Climbing out of the washes we found trails of every type, and long whoop sections which would test the suspension. We dove into the long, unevenly spaced whoops and stabbed at the throttle. The XP900 engine has enough snap to lift the front end or at least lighten it over the whoops or trail obstacles, and the rear suspension of the RZR XP900 works excellent! Both ends take big hits with no problem, although the front can be a little harsh in short, choppy sections. We’re not complaining, but it’s our job to let you know! The back end is fantastic everywhere, and is extremely responsive to driver/engine input. When accelerating hard it doesn’t try to step out on you and seems to transfer the weight rearward, dig in, and launch you forward. Overall weight balance front to back seems very good as well. We also like the tires which seem to be a good choice for all but the most serious dune lovers. Overall performance is outstanding!
The Little Stuff
The expression is “Don’t sweat the little stuff” but it’s our job to consider the “little stuff” that can often add up to a big problem. We didn’t find any big problems with the RZR XP900, but there are things to consider.
One thing we would possibly change with the XP900 is the throttle throw. The throttle lever makes the engine reach half throttle quickly, but then it takes a much longer throw to reach full rpms. Polaris almost certainly did this to help drivers reach a comfortable average setting, and it’s probably a good idea for many, but experienced drivers may want a more linear response. We also found the air intake noise right behind the drivers head to be a little annoying at lower rpms, but we quickly got over it at higher speeds.
One thing we noticed in the first whoop section is the steering wheel can be a little “flexy”. This probably helps reduce impacts to your wrists, but it can be a little disconcerting on a 90 hp, high performance vehicle, and it leads us to another consideration.
There comes a point with all high performance vehicles whether ATV, UTV, aircraft, or even rockets called diminishing returns. Basically it means increased performance demands other part must be beefed up as well, which in turn then reduces overall performance, and the cycle continues. The RZR XP900 approaches the point where future generations with higher horsepower would most likely require components to be strengthened, roll cages built stronger, deep, wrap-around seats to contain and isolate the occupants, 4 point restraints added, etc. We’ll gladly take it just the way it sits however.

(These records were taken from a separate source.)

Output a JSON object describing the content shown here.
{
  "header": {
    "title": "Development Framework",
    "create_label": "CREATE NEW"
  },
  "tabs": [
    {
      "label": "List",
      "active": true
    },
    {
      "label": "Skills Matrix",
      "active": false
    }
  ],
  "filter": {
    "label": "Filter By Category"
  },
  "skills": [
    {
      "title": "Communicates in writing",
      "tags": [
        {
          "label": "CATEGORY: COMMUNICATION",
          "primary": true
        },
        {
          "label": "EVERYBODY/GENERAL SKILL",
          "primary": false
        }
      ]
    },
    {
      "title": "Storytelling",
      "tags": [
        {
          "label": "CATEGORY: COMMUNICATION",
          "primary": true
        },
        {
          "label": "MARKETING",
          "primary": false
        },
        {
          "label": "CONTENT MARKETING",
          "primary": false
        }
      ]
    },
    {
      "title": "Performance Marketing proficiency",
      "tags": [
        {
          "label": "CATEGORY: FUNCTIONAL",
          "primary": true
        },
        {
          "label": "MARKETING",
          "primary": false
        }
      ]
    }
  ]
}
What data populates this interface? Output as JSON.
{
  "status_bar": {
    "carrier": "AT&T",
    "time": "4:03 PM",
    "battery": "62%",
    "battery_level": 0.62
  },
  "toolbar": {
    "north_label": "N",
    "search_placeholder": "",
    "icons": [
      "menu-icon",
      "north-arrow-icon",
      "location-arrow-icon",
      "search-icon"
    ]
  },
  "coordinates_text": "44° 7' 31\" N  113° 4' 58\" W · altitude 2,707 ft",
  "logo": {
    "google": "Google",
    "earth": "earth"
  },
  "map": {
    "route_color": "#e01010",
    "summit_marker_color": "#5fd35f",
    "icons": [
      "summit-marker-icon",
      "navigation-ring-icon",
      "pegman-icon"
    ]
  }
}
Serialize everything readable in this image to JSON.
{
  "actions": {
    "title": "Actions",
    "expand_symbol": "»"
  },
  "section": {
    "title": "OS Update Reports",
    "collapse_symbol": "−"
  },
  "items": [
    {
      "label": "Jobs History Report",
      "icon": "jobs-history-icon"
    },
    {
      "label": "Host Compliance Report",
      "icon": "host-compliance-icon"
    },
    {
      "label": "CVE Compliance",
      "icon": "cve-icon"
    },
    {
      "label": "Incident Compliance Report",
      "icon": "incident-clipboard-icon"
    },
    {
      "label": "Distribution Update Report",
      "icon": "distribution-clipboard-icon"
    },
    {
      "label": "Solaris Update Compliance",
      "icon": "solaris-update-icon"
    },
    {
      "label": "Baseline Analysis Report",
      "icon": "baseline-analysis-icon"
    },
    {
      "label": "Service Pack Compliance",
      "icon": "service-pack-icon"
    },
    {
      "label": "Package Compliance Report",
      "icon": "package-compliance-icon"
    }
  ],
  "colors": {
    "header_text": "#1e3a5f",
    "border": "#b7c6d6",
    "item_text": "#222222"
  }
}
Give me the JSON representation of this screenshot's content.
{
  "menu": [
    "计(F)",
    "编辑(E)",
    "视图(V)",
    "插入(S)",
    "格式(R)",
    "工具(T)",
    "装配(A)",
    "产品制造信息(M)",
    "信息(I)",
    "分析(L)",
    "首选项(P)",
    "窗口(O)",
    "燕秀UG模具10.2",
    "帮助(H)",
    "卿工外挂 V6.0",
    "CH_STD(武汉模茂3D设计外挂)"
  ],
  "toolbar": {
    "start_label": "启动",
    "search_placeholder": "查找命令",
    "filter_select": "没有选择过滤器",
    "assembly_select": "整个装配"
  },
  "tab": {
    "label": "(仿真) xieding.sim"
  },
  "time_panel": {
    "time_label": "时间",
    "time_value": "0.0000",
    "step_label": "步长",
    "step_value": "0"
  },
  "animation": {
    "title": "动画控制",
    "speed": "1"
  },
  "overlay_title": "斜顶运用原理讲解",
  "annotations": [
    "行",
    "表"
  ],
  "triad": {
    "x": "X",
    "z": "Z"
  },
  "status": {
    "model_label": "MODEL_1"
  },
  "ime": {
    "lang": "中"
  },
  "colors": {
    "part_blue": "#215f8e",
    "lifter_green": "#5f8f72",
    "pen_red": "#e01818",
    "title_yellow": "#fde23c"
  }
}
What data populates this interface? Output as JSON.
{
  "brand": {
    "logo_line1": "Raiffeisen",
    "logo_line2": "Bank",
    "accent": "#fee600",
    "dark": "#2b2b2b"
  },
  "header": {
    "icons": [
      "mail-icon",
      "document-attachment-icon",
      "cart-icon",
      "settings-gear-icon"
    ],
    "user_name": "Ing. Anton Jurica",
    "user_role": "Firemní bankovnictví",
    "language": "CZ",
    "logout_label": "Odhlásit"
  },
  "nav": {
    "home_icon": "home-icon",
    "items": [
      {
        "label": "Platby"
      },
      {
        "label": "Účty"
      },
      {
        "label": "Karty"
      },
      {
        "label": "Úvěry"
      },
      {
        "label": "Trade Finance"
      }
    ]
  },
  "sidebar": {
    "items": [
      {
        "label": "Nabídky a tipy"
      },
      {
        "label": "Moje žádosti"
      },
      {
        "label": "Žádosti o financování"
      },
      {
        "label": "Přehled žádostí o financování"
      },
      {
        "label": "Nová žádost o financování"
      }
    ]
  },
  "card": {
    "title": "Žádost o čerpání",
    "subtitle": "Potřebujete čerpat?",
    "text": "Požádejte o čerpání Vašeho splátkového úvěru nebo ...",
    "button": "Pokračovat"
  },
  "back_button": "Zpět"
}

Polaris certainly has answered the challenge of their long standing rivals. The new RZR XP900 is a land rocket! We knew they wouldn’t sit still for long, but we had wondered just what their move would be. Now that the world has their answer, the question is what’s next?